My response to “The Letter” and the use of Photoshop in editing images.
When “The Letter” first broke on the web-o-sphere a while back I would get three to four links for it from friends and clients every week. I still get it on occasion. While I think the actual source may be questionable, I do believe it brought up important issues.
I’ve addressed those concerns in some form or another over several posts in a round-about way. Today I’m going to break a “rule” about boudoir blogging (Always talk about the experience, never talk technical aspects. No one cares about the tech stuff) by talking about tech stuff. Specifically the use of Photoshop in “fixing” things.

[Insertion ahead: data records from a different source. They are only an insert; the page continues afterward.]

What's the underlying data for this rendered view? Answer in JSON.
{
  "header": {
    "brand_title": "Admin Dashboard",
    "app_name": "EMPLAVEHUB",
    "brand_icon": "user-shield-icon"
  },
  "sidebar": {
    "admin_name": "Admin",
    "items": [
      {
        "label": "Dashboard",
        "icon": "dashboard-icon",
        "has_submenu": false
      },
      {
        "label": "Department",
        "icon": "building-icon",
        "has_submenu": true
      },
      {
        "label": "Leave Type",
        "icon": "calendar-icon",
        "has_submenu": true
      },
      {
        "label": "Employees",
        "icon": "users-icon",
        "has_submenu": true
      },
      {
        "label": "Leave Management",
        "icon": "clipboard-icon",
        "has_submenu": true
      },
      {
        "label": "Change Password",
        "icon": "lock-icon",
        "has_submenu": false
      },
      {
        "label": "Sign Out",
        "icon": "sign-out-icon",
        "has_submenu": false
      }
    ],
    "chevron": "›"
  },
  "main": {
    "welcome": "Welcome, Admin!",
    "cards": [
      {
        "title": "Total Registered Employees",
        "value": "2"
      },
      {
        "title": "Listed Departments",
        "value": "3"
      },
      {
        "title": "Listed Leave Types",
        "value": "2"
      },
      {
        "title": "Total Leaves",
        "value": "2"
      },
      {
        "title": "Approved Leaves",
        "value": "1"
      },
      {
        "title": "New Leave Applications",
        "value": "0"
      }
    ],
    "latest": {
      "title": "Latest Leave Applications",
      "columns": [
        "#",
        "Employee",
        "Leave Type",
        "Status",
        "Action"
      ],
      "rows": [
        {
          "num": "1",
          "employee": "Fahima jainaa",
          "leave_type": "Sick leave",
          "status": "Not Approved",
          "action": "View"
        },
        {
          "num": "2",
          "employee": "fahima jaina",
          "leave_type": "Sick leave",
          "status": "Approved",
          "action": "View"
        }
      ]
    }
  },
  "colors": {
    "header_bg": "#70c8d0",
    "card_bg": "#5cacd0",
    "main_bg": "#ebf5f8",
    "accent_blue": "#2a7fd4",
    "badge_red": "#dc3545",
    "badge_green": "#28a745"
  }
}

Now, I must be completely honest. There was a time, many years ago, when I used Photoshop like a sledgehammer. I would completely wipe out skin texture and turn people into creatures that looked like Barbie’s sister. The skin would look like plastic by being completely smooth. I would use the Liquefy Tool and reshape everyone into a vague representative of an ideal shape. Push this in, pull those out, shave off substantial weight all over. I could go on.
The point is, I would spend a substantial amount of time to turn someone into something that really didn’t look like the real person. Some people were happy with it but I always thought there was a better way. A more honest way. A way that put more emphasis on the posing and lighting to accent the positive while subtly diminishing “issues of concern.”
So I started to change my workflow. I spent a good year experimenting, studying, researching, evaluating and trying some more. I also incorporated the pre-shoot consult to discuss what should be accented and what should be worked around before a camera is even turned on. This alone alleviates a lot of fears and makes for a stronger session.
My driving goal became one of showing someone as they would look on their best day. The consult, the poses, the lighting all work in harmony to bring out the best images that show a confident, sensual woman comfortable in her own skin. That is, in my honest opinion, the most important part. The person has to be confident and open in the images. Everything can be perfectly exposed and such but if the confidence isn’t there, it all falls apart.
Photoshop became a polishing tool rather than a sledgehammer. I use it much less nowadays. I use it to fix exposure issues, color balance or convert to black and white. I use it to remove temporary blemishes. I use it to REDUCE wrinkles when needed instead of removing them.
Don’t want to show stretch marks? Then I will pose you in a way to conceal them. Want a little extra boost up top? Then I will pose you in a way to do just that. Want to show off long legs? Show off a shapely back? Eyes? Anything else? Posing.
Better yet, let it all go. Show the world that you don’t care about what they think. You earned this body. If someone has a problem with it then it’s their problem, not yours.
Yes, I know there are those that still desire to be overworked and turned into something they are not. Yes, there are plenty of other photographers out there that would be more than happy to do that for them. That’s not me, though. I think everyone is beautiful AS THEY ARE NOW. What you see today are a much more true representations of the people I work with.
The point is embrace who you are now, as you are now. There’s no better you than you. You’re perfectly perfect as you are right now. Why deny yourself because you don’t think you fit some vague public’s unobtainable perception of “beautiful”?
Why not indulge yourself now?
Miss Jessica here embraced this concept whole-heartedly.
Mark Knopp is a Virginia Beach-based boudoir photographer covering the Hampton roads community. Contact him today at firstname.lastname@example.org to set up your session.